Eleven patients required revision surgery. Two had well-fixed cups removed at the time of stem revision at another institution, one had the long wall repositioned for early dislocation, five had liner revision and underwent impaction bone grafting to granulomas, three had liner exchange for excessive wear without granuloma present.
Four of these revisions took place in the last 5 years. Three were liner revisions only (two for excessive wear, one during granuloma bone-grafting), while one had the liner changed during revision of a loose stem post periprosthetic fracture.
In the five hips that were revised for granuloma around the cup, all showed good graft incorporation and remodelling. There were no complications related to the revision surgery.
Kaplan-Meier survivorship analysis was performed with radiological loosening and liner revision as an end point. The survival at 15 years for loosening was 100%. The survival for liner revision was 84.93% (95% confidence interval of 76.02-93.83%)
The zero radiological loosening rate of the Duraloc 300 cups at 15 years would indicate that spiked Porocoated cups provides sufficient bone in-growth for long-term stability even in cases with granuloma formation.
The wear rate of 0.08 mm/year is less than the one found at 10-year follow-up. We assume that this decrease is due to a combination of decreased activity levels in the ageing study cohort as well as less statistical impact of the initial running-in wear over the extended time period.7
The predominance of zone 2 granuloma indicates that wear particles gained entry to the bony acetabulum via the apex hole for the cup introducer. Use of a hole eliminator would be prudent (Figures 1-4).
The cases that required liner revision and bone grafting were easy to perform and in all cases graft material showed evidence of incorporation.
At 15 years all surviving patients had well-fixed, functioning acetabular components.
Improvements in bearing surfaces may improve wear rates and granuloma formation in the future but fixation rates cannot be improved. If we solve the problem of wear, could joint replacement surgery offer a permanent solution?
1. Grobler GP, Learmonth ID, Bernstein BP, Dower BJ. Ten-year results of a press fit, porous-coated acetabular component. J Bone and Joint Surg (Br) 2005;87-B:786-89. [ Links ]
2. Hodgkinson JP, Shelley P, Wroblewski BM. The correlation between the roentgenographic appearance and operative findings at the bone-cement junction of the socket in Charnley low friction arthroplasties. Clin. Orthop. 1988; 228:105-109. [ Links ]

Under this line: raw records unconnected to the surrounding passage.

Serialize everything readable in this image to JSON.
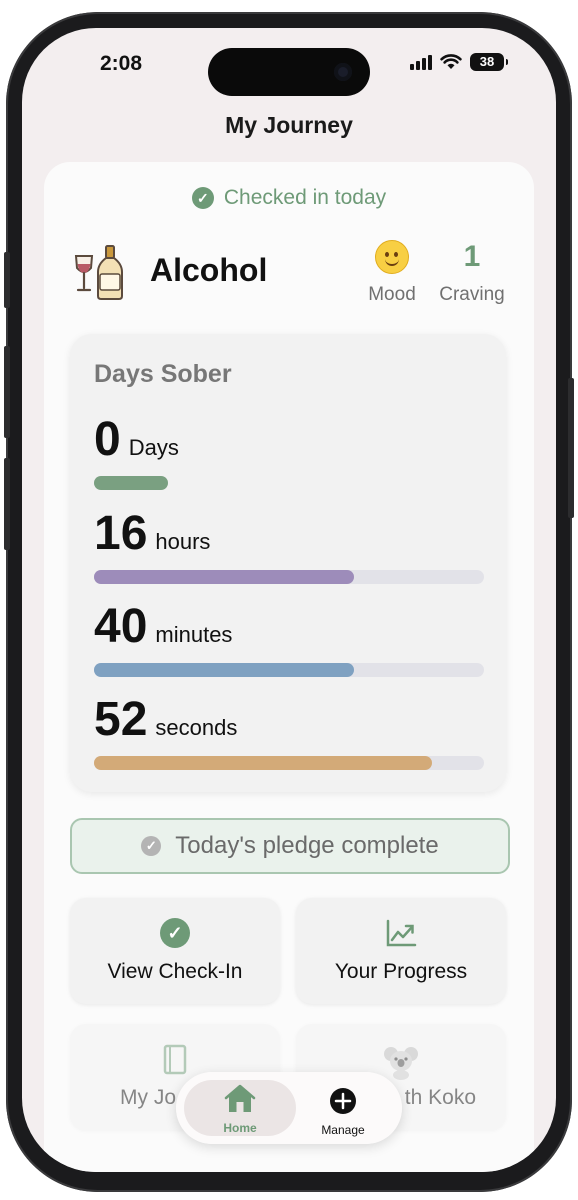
{
  "status_bar": {
    "time": "2:08",
    "battery": "38"
  },
  "header": {
    "title": "My Journey"
  },
  "checkin": {
    "status": "Checked in today"
  },
  "habit": {
    "title": "Alcohol",
    "mood_label": "Mood",
    "craving_value": "1",
    "craving_label": "Craving"
  },
  "sober": {
    "title": "Days Sober",
    "rows": [
      {
        "value": "0",
        "unit": "Days",
        "progress": 0.19,
        "color": "#7aa081"
      },
      {
        "value": "16",
        "unit": "hours",
        "progress": 0.667,
        "color": "#9d8cba"
      },
      {
        "value": "40",
        "unit": "minutes",
        "progress": 0.667,
        "color": "#7fa1c1"
      },
      {
        "value": "52",
        "unit": "seconds",
        "progress": 0.867,
        "color": "#d3aa78"
      }
    ]
  },
  "pledge": {
    "text": "Today's pledge complete"
  },
  "actions": {
    "view_checkin": "View Check-In",
    "your_progress": "Your Progress",
    "my_journal": "My Jo",
    "chat_koko": "th Koko"
  },
  "tabs": {
    "home": "Home",
    "manage": "Manage"
  },
  "colors": {
    "accent_green": "#6e9a77",
    "background": "#f3eeef"
  }
}
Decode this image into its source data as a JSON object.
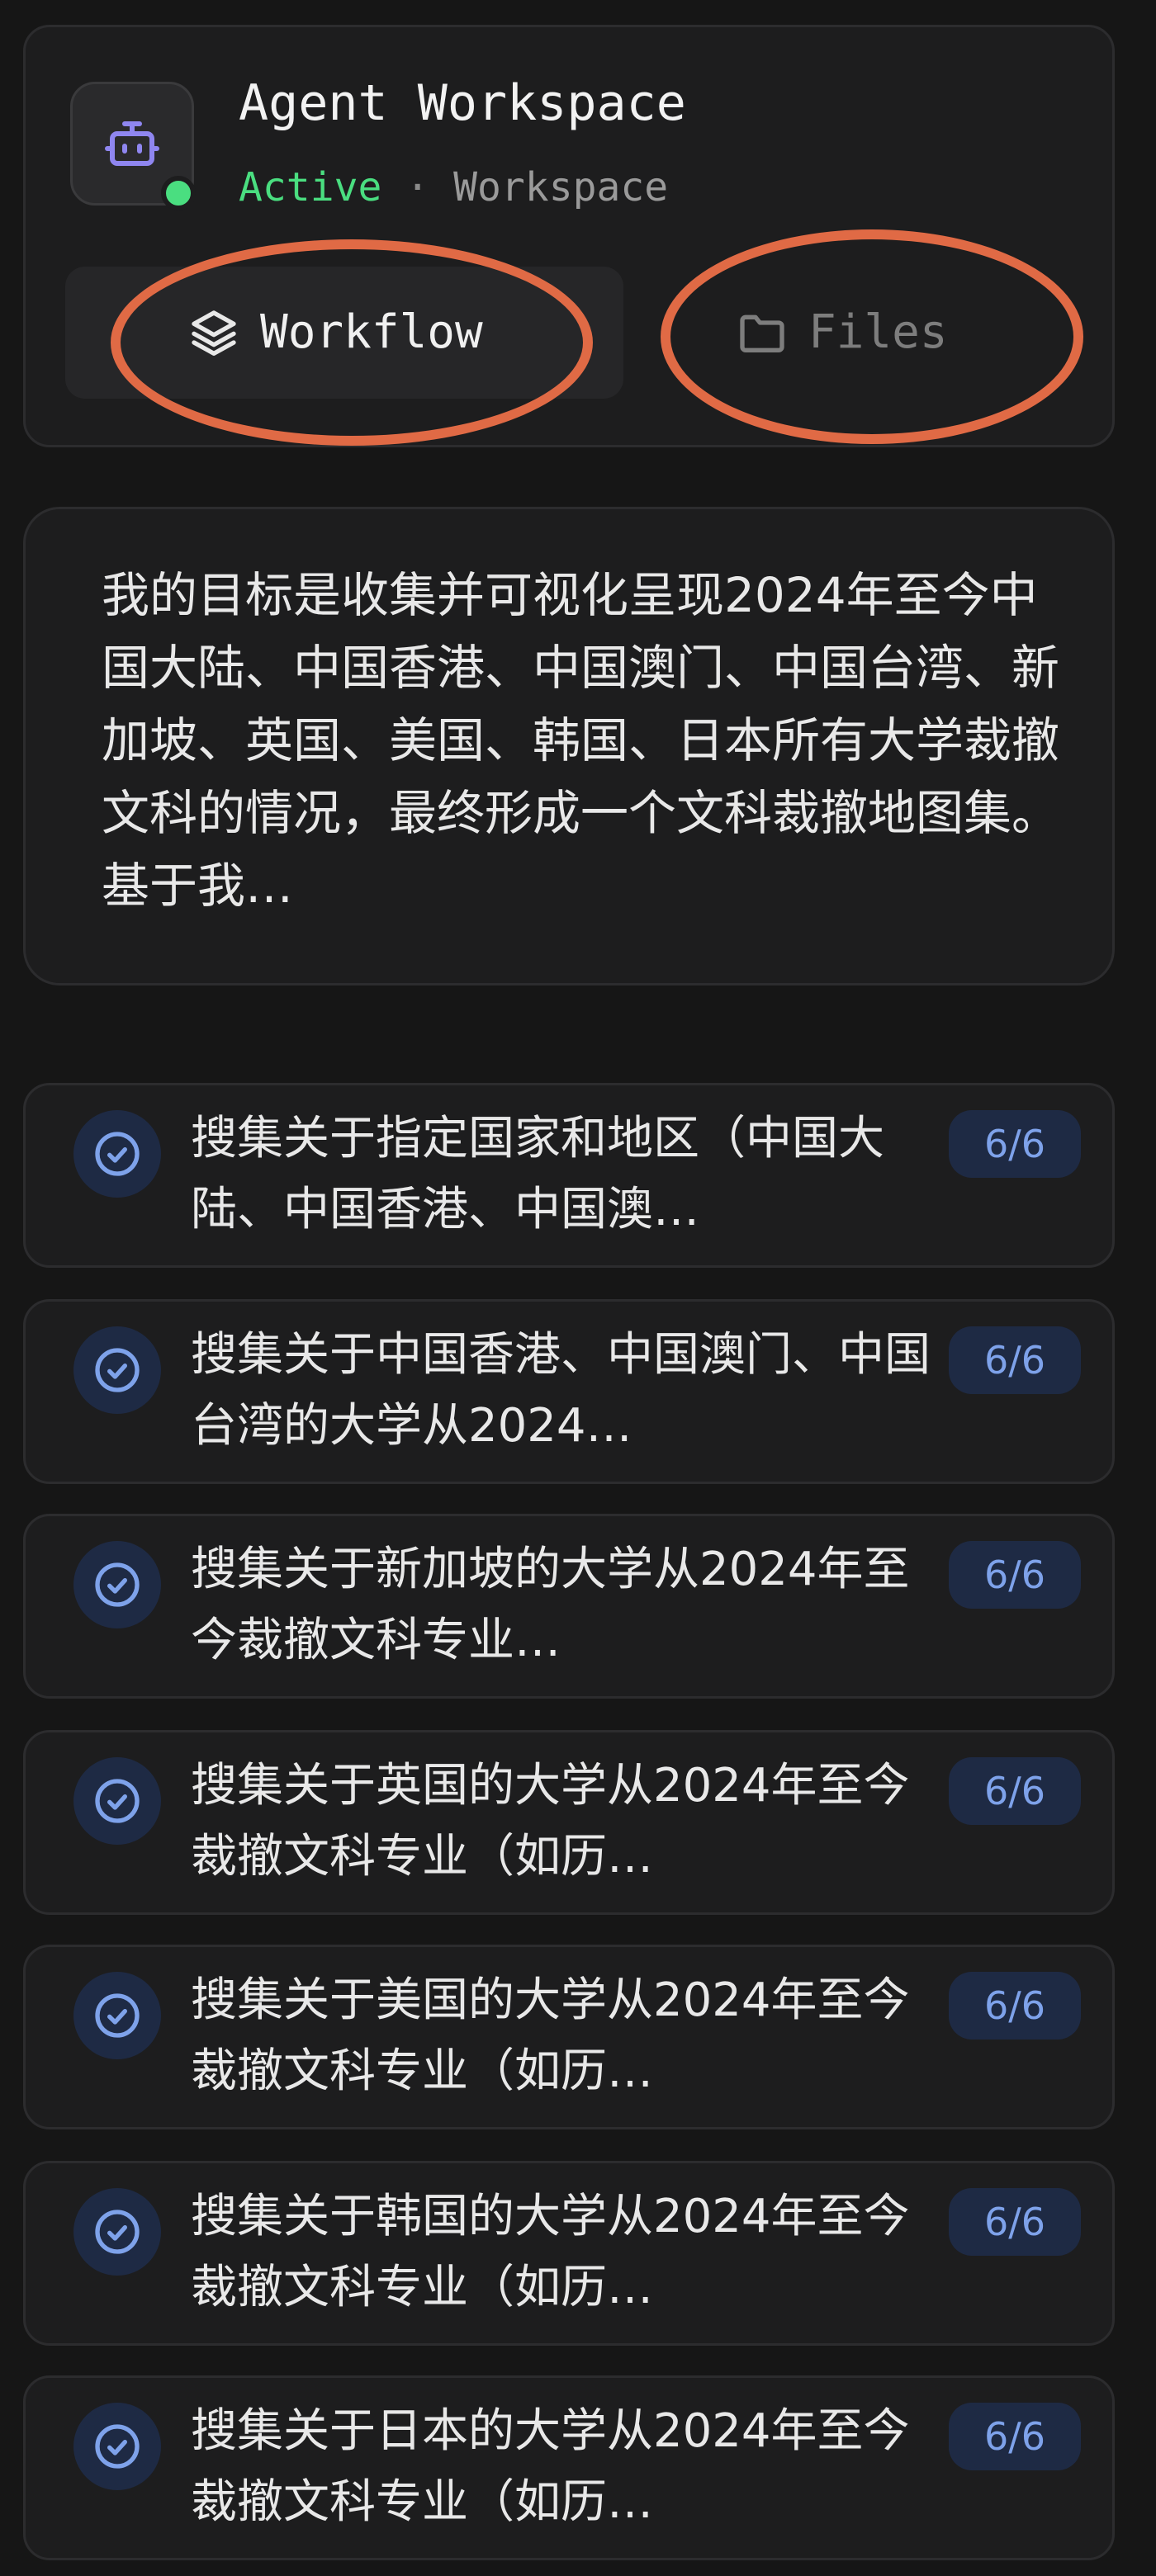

3. Massin P, Schmidt L, Engh CA. Evaluation of cementless acetabular component migration. An experimental study. Journal of Arthroplasty. 1989;4:245-51. [ Links ]
4. Hui A, McCalden R, Martell J, MacDonald S, Bourne R, Rorabeck L. Validation of two and three dimensional radiographic techniques for measuring polyethylene wear after total hip arthroplasty. Journal of Bone and Joint Surgery [Am]. 2003;85-A:3;505-11. [ Links ]
5. Martell J, Berdia S. Determination of polyethylene wear in total hip replacements with use of digital radiographs. Journal of Bone and Joint Surgery [Am]. 1997;79:1635-41. [ Links ]
6. De Lee JG, Charnley J. Radiological demarcation of cemented sockets in total hip replacements. Clinical Orthopaedics. 1976;121:20-32. [ Links ]
7. Garvin KL, Hartman CW, Mangla J, Murdoch N, Martell JM. Wear analysis in THA utilizing oxidized Zirconium and crosslinked polyethylene. Clin Orthop Relat Res 2009:467;141-14. [ Links ]
Dr M Nortje
Department of Orthopaedic Surgery
University of Cape Town H 49 OMB
Groote Schuur Hospital Observatory,
7700 Cape Town South Africa
Tel: +27 21 4045108